When you’re writing a story, one of the key elements that keeps your reader turning that page is to “increase the stakes”. So what does this mean and how can you achieve it?
What are the stakes of a story?
Pretty much what it says on the tin. What’s at stake for your character as your story unfolds? The higher the stakes, the tighter the tension and the bigger the investment a reader has in your story.
So when you’re thinking about the stakes of any story, you need to understand what your character wants or needs, what your character has to lose – which is your story’s central conflict – and what they stand to gain.
You also need a clear idea of what stands in the way of them getting their heart’s desire and what’s at risk if they go after it. And you need to increase the consequences of every decision they make.
High stakes don’t necessarily have to involve dragons, battles and the end of the world as we know it, but your character needs to feel as though there’s a chance the world that they know may end – and they need to feel strongly enough about that to fight hard for what they know and love.
Readers, on the other hand, have to be invested in your characters and the story’s central conflict to keep turning the pages.
If the central conflict is one that could be easily sorted out by two people having a conversation rather than finding reasons not to have a conversation, your stakes are not high enough.
So if your beta readers aren’t as hooked on your story as you’d like them to be, or if they make comments like “not much is happening in this section”, then you need to ratchet up the tension in your story. You need to increase the stakes.
How do you do it? Read on.
5 ways to raise the stakes in your story
1. Make it personal
Even in Hollywood blockbusters about alien invasions and meteor strikes, the end of the world is personal. The hero or heroine is trying to save their family or their dog or their grandmother. (Or, yes, the cat.)
By finding the personal stakes in the central conflict, you immediately give the reader a character to invest in and identify with. Choose your point-of-view character with care and then make every scene about them and their story – even as the alien hoards descend.
In The Mapmaker Chronicles, for instance, I created a race to map the world – I could have sent out my three mapmakers to compete for the honour of being the one to do that, but by ensuring that every person involved in the race is competing for a prize of incalculable value to them – freedom, honour, or wealth – I made it personal.
2. Make it human
The plot of any story is created when your point-of-view character makes decisions. If they decide A, the story moves one way; if they decide B, the story heads in a different direction. So the plot comes back to who your character is and the choices they make.
Raising the stakes means letting readers see the consequences of those decisions – whether they’re right or wrong. If characters are too perfect and always get it right, the story will be dull. Having your character live with the risk (and consequences) of getting it wrong, raises the stakes.
3. Keep things moving
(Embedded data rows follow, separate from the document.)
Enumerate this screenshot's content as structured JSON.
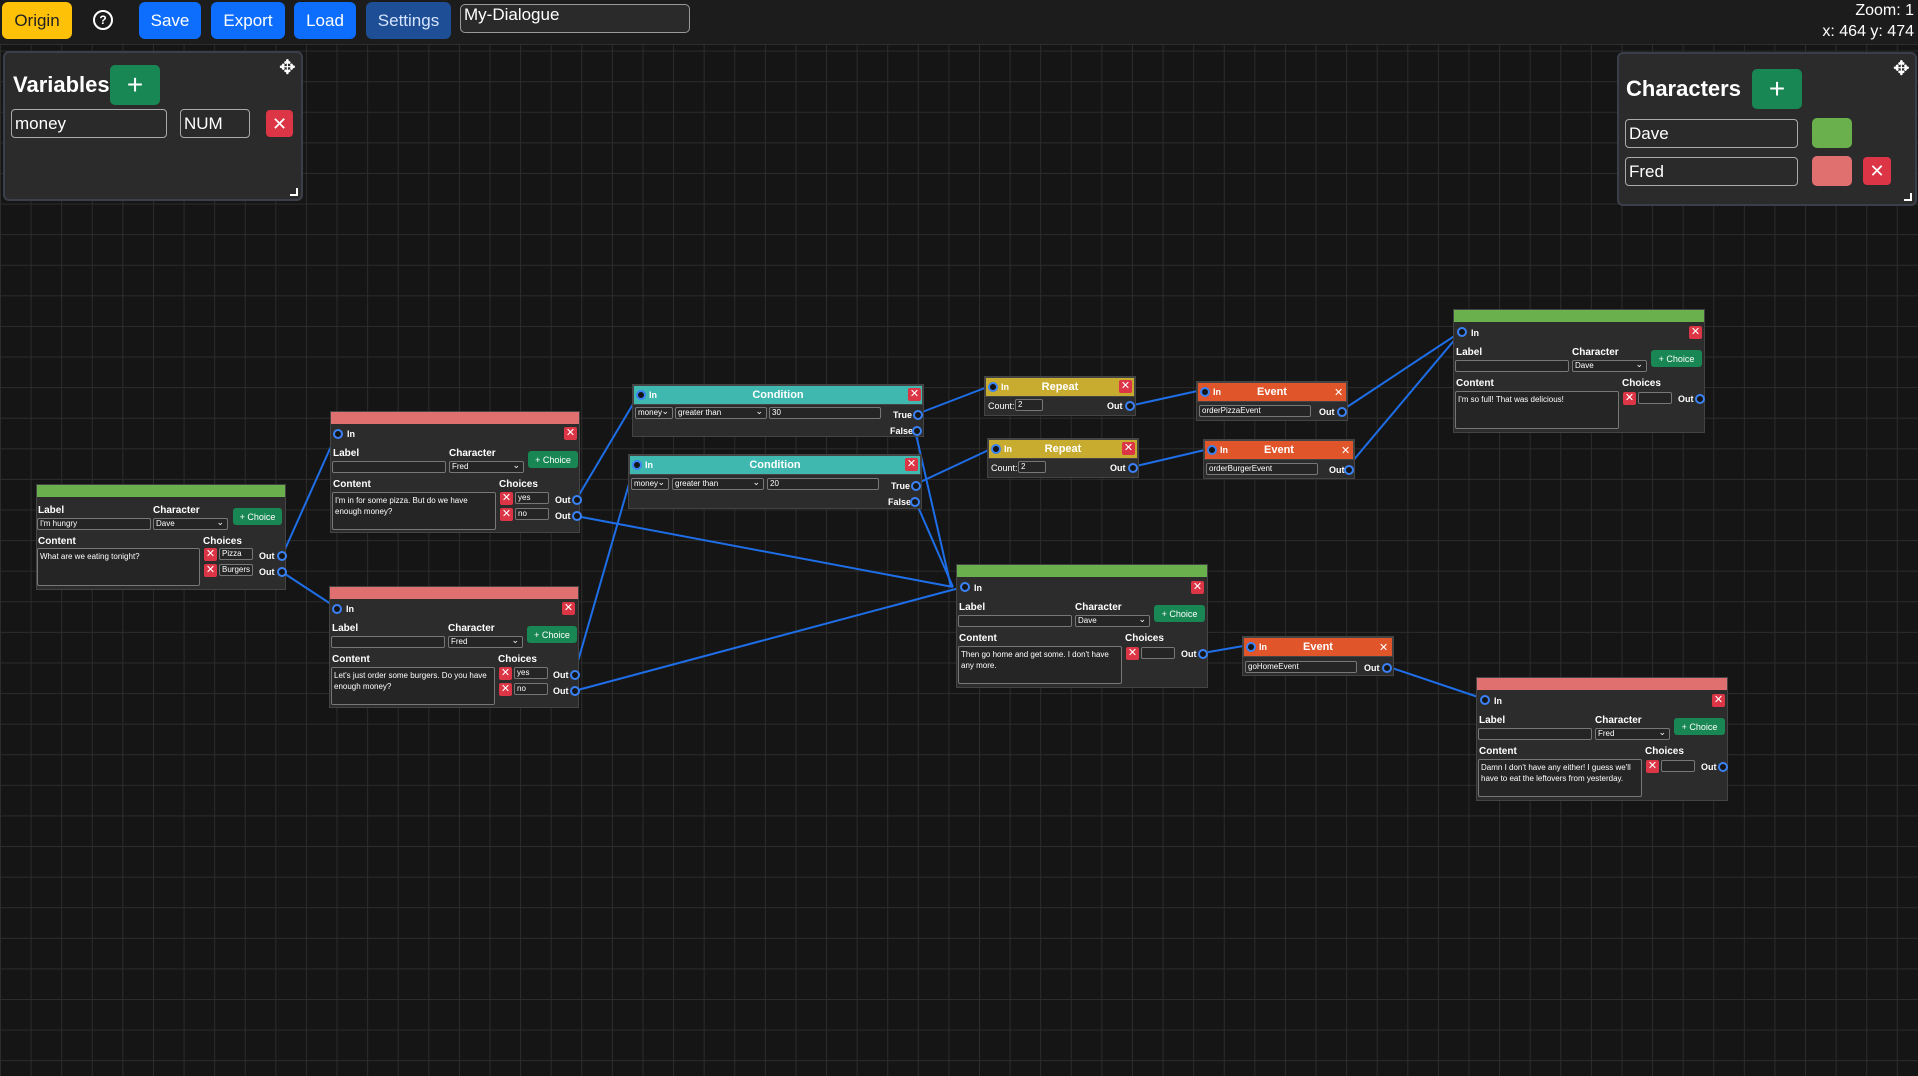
{
  "toolbar": {
    "origin": "Origin",
    "help": "?",
    "save": "Save",
    "export": "Export",
    "load": "Load",
    "settings": "Settings",
    "title": "My-Dialogue",
    "zoom_label": "Zoom: 1",
    "coords": "x: 464 y: 474"
  },
  "variables": {
    "title": "Variables",
    "items": [
      {
        "name": "money",
        "type": "NUM"
      }
    ]
  },
  "characters": {
    "title": "Characters",
    "items": [
      {
        "name": "Dave",
        "color": "#6ab04c"
      },
      {
        "name": "Fred",
        "color": "#e07070"
      }
    ]
  },
  "labels": {
    "in": "In",
    "out": "Out",
    "label": "Label",
    "character": "Character",
    "content": "Content",
    "choices": "Choices",
    "add_choice": "+ Choice",
    "true": "True",
    "false": "False",
    "count": "Count:"
  },
  "dialogues": {
    "d1": {
      "label": "I'm hungry",
      "character": "Dave",
      "content": "What are we eating tonight?",
      "choices": [
        "Pizza",
        "Burgers"
      ]
    },
    "d2": {
      "label": "",
      "character": "Fred",
      "content": "I'm in for some pizza. But do we have enough money?",
      "choices": [
        "yes",
        "no"
      ]
    },
    "d3": {
      "label": "",
      "character": "Fred",
      "content": "Let's just order some burgers. Do you have enough money?",
      "choices": [
        "yes",
        "no"
      ]
    },
    "d4": {
      "label": "",
      "character": "Dave",
      "content": "Then go home and get some. I don't have any more.",
      "choices": [
        ""
      ]
    },
    "d5": {
      "label": "",
      "character": "Dave",
      "content": "I'm so full! That was delicious!",
      "choices": [
        ""
      ]
    },
    "d6": {
      "label": "",
      "character": "Fred",
      "content": "Damn I don't have any either! I guess we'll have to eat the leftovers from yesterday.",
      "choices": [
        ""
      ]
    }
  },
  "conditions": {
    "c1": {
      "title": "Condition",
      "variable": "money",
      "operator": "greater than",
      "value": "30"
    },
    "c2": {
      "title": "Condition",
      "variable": "money",
      "operator": "greater than",
      "value": "20"
    }
  },
  "repeats": {
    "r1": {
      "title": "Repeat",
      "count": "2"
    },
    "r2": {
      "title": "Repeat",
      "count": "2"
    }
  },
  "events": {
    "e1": {
      "title": "Event",
      "name": "orderPizzaEvent"
    },
    "e2": {
      "title": "Event",
      "name": "orderBurgerEvent"
    },
    "e3": {
      "title": "Event",
      "name": "goHomeEvent"
    }
  },
  "colors": {
    "dave": "#6ab04c",
    "fred": "#e07070",
    "condition": "#3fb8b0",
    "repeat": "#c8ac30",
    "event": "#e0552a",
    "wire": "#1e6ee8",
    "primary": "#0d6efd",
    "origin": "#ffc107"
  }
}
If tension is one ingredient for creating a compelling story, pacing is another. Pacing is the flow of your story, the ups and downs.
Authors control the pace of their story by controlling the levels of description, exposition, and information in each scene – the more time (and words) you spend describing a character’s thoughts or the details of a setting, the slower that scene will feel to the reader.
As you approach the climax of a story, you might notice an author using more dialogue, shorter sentences and action (whether it be movement or decision making) to keep things moving forward.
Have a look at your own manuscript and look at where you can prune or pare back to make the stakes higher and the story stronger.
4. Put a clock on it
One tried-and-tested way to instantly raise the stakes of any story is to put a clock on it. No matter what goal your character is trying to achieve, putting a time frame around it or time limit on it will immediately add pressure.
In The Fire Star, the first Maven & Reeve mystery, for example, it’s not enough that Maven & Reeve have to find the dazzling jewel that has gone missing, but they have to do it before a wedding takes place in three days – or they’ll lose everything that’s dear to them.
5. Make every scene count
Once you’ve finished the draft of your story, go back through it and write a list of exactly what happens in every scene. You’re not looking to see whether your overall theme is being realised or whether the writing in that scene is particularly beautiful, you’re focussing on the story.
If nothing happens to move the story forward, ask yourself why that scene is there. Is it about world building? Or character development? Most likely it’s about backstory or information dumping.
Take that information, world building or character development and weave it into a scene where the story is progressing. Trust that the reader will take it all on board, even as they lose themselves in the plot.
Allison Tait is the author of three epic middle-grade adventure series for kids: The Mapmaker Chronicles, The Ateban Cipher and the Maven & Reeve Mysteries. A presenter at AWC and former co-host of the So You Want To Be A Writer podcast, Al’s next middle-grade novel will be out in July 2023. Find out more about her at allisontait.com.